Thursday, 16 February 2017

Web myth – NASA used a million dollar ball-point – USSR used a pencil



Fisher AG7 Anti-Gravity Pen – the original Space Pen first used by astronauts in 1968 on Apollo 7
Credit: Canit

Conventional ball-point pens depend on gravity to feed ink to the ball. You've probably seen this when trying to write with a ball-point using a vertical surface to support the paper – delivery of ink to the ball soon fails, & the ball-point stops writing.

Another consequence is that conventional ball-point pens don't work in micro-gravity environments, such as Earth-orbit.

You’ve probably seen the stories circulating on mail lists, that go something like this:

US Government/NASA spent thousands/hundreds of thousands/millions/many millions of dollars developing a ball-point that would work in micro-gravity, & the USSR used a pencil.

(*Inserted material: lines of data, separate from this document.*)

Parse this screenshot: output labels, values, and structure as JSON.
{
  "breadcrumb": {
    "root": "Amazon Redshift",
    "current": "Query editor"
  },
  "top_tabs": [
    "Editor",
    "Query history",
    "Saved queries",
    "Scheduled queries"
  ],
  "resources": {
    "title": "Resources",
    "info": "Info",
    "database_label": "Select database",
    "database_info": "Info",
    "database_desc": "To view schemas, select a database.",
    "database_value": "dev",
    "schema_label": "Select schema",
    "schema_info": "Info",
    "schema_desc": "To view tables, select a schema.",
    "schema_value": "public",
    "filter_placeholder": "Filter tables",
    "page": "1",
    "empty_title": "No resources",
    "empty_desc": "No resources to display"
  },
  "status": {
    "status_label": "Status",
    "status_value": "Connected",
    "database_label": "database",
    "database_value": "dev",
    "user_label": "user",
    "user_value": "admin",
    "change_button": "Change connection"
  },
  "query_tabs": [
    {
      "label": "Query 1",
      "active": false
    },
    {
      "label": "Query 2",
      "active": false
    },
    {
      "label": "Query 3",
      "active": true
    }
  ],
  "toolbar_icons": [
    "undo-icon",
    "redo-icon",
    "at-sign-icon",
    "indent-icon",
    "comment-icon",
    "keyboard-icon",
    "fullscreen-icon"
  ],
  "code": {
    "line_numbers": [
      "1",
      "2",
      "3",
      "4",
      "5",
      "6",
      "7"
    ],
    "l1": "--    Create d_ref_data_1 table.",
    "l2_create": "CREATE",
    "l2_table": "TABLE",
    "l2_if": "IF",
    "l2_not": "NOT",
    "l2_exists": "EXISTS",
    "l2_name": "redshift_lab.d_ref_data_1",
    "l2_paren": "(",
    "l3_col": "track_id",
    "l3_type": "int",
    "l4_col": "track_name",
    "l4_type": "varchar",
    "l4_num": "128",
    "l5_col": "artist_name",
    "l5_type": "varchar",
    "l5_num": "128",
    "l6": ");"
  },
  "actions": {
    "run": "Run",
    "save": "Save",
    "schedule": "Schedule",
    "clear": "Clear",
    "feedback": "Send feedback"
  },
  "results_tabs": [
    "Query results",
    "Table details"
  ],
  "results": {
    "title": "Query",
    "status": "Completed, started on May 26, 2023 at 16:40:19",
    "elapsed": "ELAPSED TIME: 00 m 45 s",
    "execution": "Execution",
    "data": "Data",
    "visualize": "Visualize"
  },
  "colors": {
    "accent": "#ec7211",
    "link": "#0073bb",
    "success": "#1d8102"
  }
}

Stupid/incompetent/wasteful US Government/NASA. Clever USSR.

This story is wrong at every turn:

1. neither the US Government, nor NASA, ever spent a cent on development of a ball-point pen for use by astronauts

2. pencils were used in the early days of both the American & Russian space programmes

3. a pencil is a threat to safety in a space vehicle – pencil “lead” is substantially graphite, a form of carbon, which can burn – a no-no in space vehicles, since the fatal Apollo 1 fire in 1967

4. in use, pencil “lead” can release tiny flakes or break – this poses no threat on Earth – gravity takes care of that – in microgravity, small pieces of floating pencil “lead” may be inhaled or enter other bodily openings

5. small pieces of floating “lead” in a micro-gravity environment can interfere with the operation of sensitive equipment

6. graphite in pencil “lead” is electrically conductive, adding short circuiting to the risks posed to electrical equipment

7. soon after a suitable ball-point pen became available, the USSR began using it too


Development of the Space Pen was entirely funded by Paul C. Fisher of the Fisher Pen Company. A cost of $US1 million has been claimed.1 Actually, what allows the Fisher Space Pen to write in micro-gravity is the refill.


Fisher Space Pen refil
Credit: Sidetek/Blogger

Ink is delivered to the ball in any orientation, with or without gravity, by gas pressure. Ink continues to flow at temperatures ranging from -30°F to +250°F (-34°C to 121°C).2

Fisher's original Space Pen, the AG7 Anti-Gravity Pen, first flew in space in 1968 on Apollo 7.

You can still buy an identical pen from Fisher at http://www.spacepen.com/originalastronautspacepen.aspx

Snopes – “The Write Stuff”, http://www.snopes.com/business/genius/spacepen.asp

Scientific American – “Fact or Fiction?: NASA Spent Millions to Develop a Pen that Would Write in Space, whereas the Soviet Cosmonauts Used a Pencil”, https://www.scientificamerican.com/article/fact-or-fiction-nasa-spen/
__________

1 Scientific American: “Fact or Fiction?: NASA Spent Millions to Develop a Pen that Would Write in Space, whereas the Soviet Cosmonauts Used a Pencil”, https://www.scientificamerican.com/article/fact-or-fiction-nasa-spen/

2 Fisher Space Pen Co: “About Us”, http://www.spacepen.com/about-us.aspx
/ pencil lead graphite carbon fact or fiction NASA spent millions develop biro ball point pen write in space Soviet cosmonauts used pencil problem weightless writing Soviet central planning American sub-contracting private investor space race 1960s millions of taxpayer dollars develop pen ink paper without gravity Soviet cosmonauts pencils message simplicity thrift failure common sense bureaucracy Internet NASA Soviet cosmonauts used pencils outcry NASA find something cheaper astronauts tips flaked broke off drifting in microgravity potentially harm astronaut or equipment pencils are flammable NASA avoid Apollo 1 fire Paul C. Fisher Fisher Pen Company invested $1 million create commonly known as the space pen investment money NASA's coffers 1965 Fisher patented pen write upside-down frigid or roasting conditions underwater other liquids Fisher AG-7 Anti-Gravity Space Pen NASA testing space pen spaceflights beginning in 1967 ball-point pen ballpoint pen Fisher's pen gravity ink flowing cartridge pressurized nitrogen 35 pounds per square inch pressure pushes ink toward tungsten carbide ball pen tip ink ink stays gellike solid movement of the ballpoint turns it into a fluid pressurized pressurised nitrogen prevents air from mixing with the ink cannot evaporate or oxidize oxidise February 1968 NASA ordered 400 Fisher's antigravity ballpoint pens Apollo program Soviet Union ordered 100 pens 1,000 ink cartridges Soyuz space missions 40 percent discount buying in bulk /